5. After the chicken has been cooking for about 45 minutes, carefully place the pilota in the pot. Use a couple large serving spoons to lower it down gently into the pot in a resting place where it won’t break apart (once it cooks through, it will hold up much better – but raw, it is very fragile). Add all of the vegetables to the pot, except for the potatoes. If there is not enough water to cover everything, add a bit more water. Again, let things return to a gentle simmer. Cook for about 30 minutes more.
6. Add the potatoes to the pot, and sit the sausages on top. Pour in the garbanzos and their liquid. Bring up to a simmer just long enough for the potatoes to cook through, 10 - 15 minutes.
7. To serve, scoop out and arrange all of the meat, vegetables and chick peas on a large platter. Drizzle with extra virgin olive oil and serve with a good crusty bread. The pilota and sausages can be sliced at the table while serving. The broth is used to make the Sopa de Galets which on Christmas, and other special occasions, is served on the side, or as a separate course. There will almost certainly be a lot of leftover meat, as well. The tradition in much of Catalonia, at Christmas time is to use the leftover meat to make canelons on Dia de Sant Esteve, the day after Christmas.
Sopa de Galets
The giant pile of meat from Escudella I Carn d’Olla will provide a very substantial couple of meals for even a pretty large family. The real star of the christmas dinner, though, is the very simple soup, sopa de galets, that is made from the broth. Really, there isn’t much to the soup. It’s all about the insanely rich broth from the escudella. The pasta is boiled in the broth. Some people stuff the pasta with the leftover pelota (my preference, as it adds a really special feel), while others use it to make little meatballs for the soup. In most cases, that’s it! Some people will add a little bit of cabbage to the soup.
“Galets” is the Catalan word for the pasta shape most commonly used to make this soup. They are also called “tiburones” in Spanish, but in America, you’ll need to look for the Italian name “lumaconi” in your pasta aisle. They are not the most common, easy to find shape, but we have found lumaconi at a couple markets in our area.
It is important not to boil the pasta in advance. Boil it in the soup broth itself as you are preparing to serve it. The pasta will become overcooked, floppy and soggy if you leave it in the broth. As soon as the pasta is cooked through, the soup needs to be served.

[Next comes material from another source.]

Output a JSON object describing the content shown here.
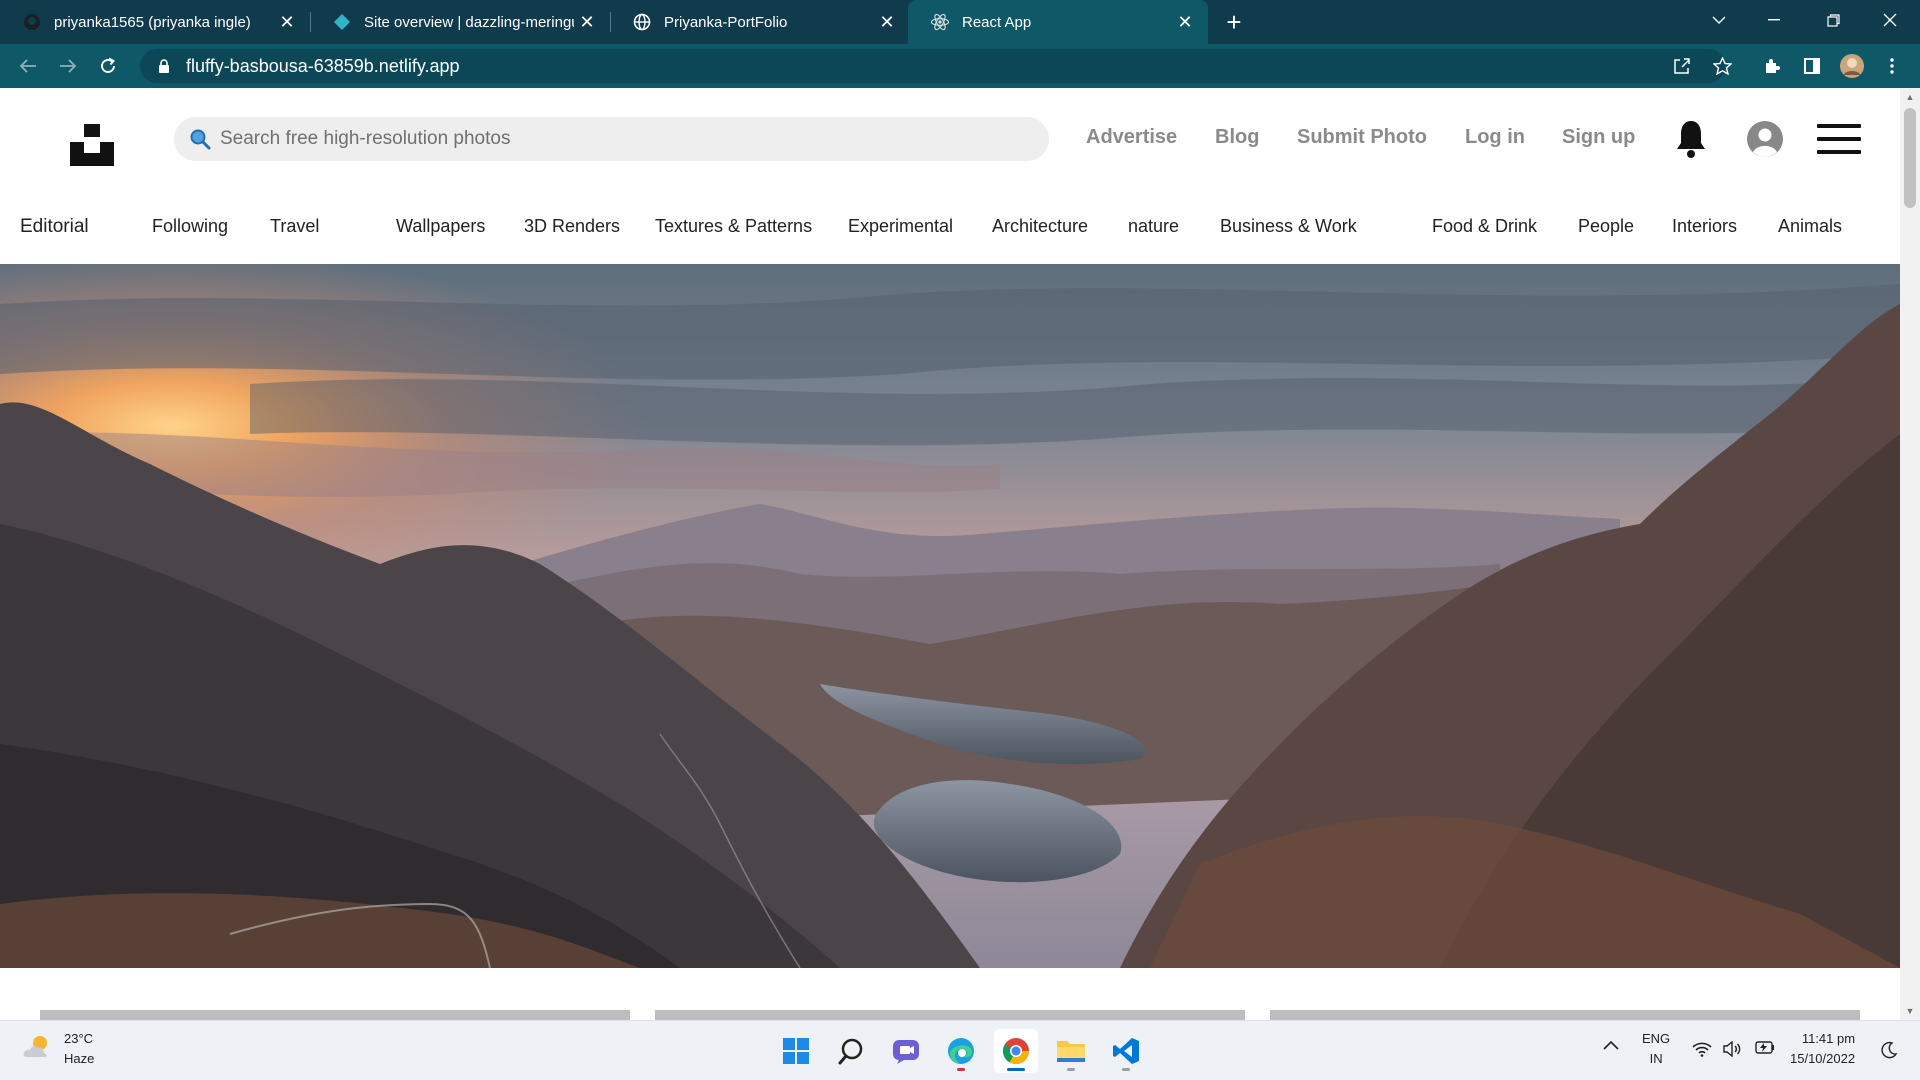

The soup broth itself should also be very clear, so make sure you strain it well through a fine sieve before making the soup.
8 oz (about half a pack) of dried lumaconi pasta
1 gallon of broth, well strained, from Escudella i Carn d’Olla
Extra virgin olive oil for serving
1. Stuff the pasta: Place the pilota (meatball) mix into a piping bag with a very wide-open circular tip. Use the piping bag to stuff each pasta piece. You can push out with your top hand, and then use your bottom hand to squeeze and pinch off each piece as you stuff it.
Note: If you don’t want to stuff the pasta, you can make little meatballs instead. Some people omit the meat entirely.
2. Add the broth to a large, heavy-bottomed pan. Bring up to a boil, and taste. Add salt if necessary. Add the pasta and adjust heat to simmer. Let simmer until the pasta is cooked al dente. At this point the meat inside will be thoroughly cooked.
Serve immediately. Diners can drizzle a little bit of extra virgin olive oil on top, if desired.